● **PROMPT**: Here are some records; copy every line that holds the word "accounts".
::::
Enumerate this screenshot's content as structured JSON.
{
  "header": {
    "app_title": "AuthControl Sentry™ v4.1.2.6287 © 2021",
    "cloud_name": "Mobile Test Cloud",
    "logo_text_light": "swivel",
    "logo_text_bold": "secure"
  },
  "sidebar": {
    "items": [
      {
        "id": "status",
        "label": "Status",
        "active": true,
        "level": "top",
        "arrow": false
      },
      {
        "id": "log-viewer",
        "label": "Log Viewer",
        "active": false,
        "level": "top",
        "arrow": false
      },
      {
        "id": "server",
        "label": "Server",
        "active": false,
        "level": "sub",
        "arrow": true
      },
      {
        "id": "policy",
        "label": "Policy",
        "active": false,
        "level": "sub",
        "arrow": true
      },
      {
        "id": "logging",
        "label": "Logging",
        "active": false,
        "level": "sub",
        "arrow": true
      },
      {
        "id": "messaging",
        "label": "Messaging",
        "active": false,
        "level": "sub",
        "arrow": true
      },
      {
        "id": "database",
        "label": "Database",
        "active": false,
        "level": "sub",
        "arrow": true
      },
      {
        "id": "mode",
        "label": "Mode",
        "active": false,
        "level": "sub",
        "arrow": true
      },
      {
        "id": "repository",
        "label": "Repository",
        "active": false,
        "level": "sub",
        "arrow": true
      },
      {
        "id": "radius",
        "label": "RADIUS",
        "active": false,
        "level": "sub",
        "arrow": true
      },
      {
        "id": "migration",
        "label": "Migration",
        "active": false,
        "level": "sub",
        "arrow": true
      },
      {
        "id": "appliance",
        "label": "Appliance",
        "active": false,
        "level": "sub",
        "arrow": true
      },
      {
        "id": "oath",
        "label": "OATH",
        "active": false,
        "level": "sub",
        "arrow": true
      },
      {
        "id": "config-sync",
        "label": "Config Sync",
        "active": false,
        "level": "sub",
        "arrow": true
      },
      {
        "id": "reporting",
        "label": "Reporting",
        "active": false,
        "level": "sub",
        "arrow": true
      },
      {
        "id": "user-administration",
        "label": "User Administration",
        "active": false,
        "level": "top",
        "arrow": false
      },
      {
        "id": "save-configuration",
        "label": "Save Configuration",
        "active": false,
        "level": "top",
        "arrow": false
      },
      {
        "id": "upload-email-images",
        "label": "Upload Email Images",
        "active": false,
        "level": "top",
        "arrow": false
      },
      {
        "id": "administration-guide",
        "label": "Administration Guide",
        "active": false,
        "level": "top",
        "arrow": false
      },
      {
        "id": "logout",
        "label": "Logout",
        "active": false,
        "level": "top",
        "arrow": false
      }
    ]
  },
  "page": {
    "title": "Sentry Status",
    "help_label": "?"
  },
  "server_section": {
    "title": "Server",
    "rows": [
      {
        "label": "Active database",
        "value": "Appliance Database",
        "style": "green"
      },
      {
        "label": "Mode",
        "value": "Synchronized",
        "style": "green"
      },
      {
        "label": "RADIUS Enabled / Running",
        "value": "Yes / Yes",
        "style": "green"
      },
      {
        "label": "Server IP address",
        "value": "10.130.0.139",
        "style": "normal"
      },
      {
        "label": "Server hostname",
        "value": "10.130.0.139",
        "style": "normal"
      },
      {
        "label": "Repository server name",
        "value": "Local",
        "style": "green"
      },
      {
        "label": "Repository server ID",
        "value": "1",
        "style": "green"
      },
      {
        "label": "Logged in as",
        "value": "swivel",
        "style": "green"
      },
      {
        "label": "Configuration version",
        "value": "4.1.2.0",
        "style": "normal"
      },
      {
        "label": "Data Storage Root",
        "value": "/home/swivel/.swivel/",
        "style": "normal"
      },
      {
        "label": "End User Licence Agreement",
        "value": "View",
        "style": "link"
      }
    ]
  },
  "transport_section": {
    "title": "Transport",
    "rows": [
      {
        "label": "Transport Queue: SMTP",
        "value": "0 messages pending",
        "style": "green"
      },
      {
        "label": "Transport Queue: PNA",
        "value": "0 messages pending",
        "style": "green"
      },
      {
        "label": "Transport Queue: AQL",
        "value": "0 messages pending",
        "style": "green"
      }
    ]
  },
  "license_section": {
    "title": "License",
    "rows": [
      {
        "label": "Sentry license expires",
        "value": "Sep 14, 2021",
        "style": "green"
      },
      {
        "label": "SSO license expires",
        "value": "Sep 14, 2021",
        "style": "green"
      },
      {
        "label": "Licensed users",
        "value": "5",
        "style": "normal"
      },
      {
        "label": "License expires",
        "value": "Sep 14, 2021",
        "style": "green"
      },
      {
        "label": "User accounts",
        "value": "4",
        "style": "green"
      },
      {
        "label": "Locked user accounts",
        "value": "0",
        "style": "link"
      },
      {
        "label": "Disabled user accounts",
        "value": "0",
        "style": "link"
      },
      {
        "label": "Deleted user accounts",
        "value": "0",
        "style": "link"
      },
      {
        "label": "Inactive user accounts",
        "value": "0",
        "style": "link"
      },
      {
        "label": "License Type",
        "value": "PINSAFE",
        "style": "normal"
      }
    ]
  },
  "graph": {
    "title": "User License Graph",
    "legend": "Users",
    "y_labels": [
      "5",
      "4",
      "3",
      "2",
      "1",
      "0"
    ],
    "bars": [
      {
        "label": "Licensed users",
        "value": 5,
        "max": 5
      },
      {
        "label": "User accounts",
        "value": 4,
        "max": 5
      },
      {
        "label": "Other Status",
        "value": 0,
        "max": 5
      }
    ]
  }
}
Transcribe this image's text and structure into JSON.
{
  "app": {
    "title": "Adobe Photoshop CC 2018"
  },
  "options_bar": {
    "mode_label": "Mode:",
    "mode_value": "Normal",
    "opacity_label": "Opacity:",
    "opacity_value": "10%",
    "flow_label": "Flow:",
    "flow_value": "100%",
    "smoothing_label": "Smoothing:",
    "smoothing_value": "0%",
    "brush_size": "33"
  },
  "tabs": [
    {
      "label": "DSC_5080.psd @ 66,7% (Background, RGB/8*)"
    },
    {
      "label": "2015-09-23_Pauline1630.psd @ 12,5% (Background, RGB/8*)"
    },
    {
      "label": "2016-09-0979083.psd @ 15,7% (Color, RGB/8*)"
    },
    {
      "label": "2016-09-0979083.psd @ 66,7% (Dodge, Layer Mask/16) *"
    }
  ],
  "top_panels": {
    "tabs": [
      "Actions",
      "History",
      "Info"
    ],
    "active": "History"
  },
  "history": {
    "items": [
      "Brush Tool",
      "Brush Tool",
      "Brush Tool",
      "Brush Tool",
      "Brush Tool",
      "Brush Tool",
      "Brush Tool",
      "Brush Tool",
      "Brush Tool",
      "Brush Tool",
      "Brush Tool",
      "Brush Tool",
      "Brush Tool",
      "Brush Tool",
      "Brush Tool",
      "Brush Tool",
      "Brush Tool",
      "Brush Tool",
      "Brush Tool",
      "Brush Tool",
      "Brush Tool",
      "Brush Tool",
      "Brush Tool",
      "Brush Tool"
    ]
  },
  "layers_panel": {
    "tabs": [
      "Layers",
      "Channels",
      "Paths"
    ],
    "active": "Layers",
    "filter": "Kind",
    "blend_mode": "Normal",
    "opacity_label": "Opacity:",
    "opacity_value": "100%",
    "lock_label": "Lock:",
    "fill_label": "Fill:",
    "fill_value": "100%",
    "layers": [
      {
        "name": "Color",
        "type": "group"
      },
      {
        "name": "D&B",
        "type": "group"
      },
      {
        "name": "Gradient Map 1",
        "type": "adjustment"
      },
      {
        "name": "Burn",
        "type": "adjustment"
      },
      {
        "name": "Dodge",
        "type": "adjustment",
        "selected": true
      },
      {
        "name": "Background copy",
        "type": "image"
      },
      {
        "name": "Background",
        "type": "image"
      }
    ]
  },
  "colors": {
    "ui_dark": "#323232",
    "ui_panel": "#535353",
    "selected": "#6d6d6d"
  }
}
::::
● **TASK RESPONSE**:
        "label": "User accounts",
        "label": "Locked user accounts",
        "label": "Disabled user accounts",
        "label": "Deleted user accounts",
        "label": "Inactive user accounts",
        "label": "User accounts",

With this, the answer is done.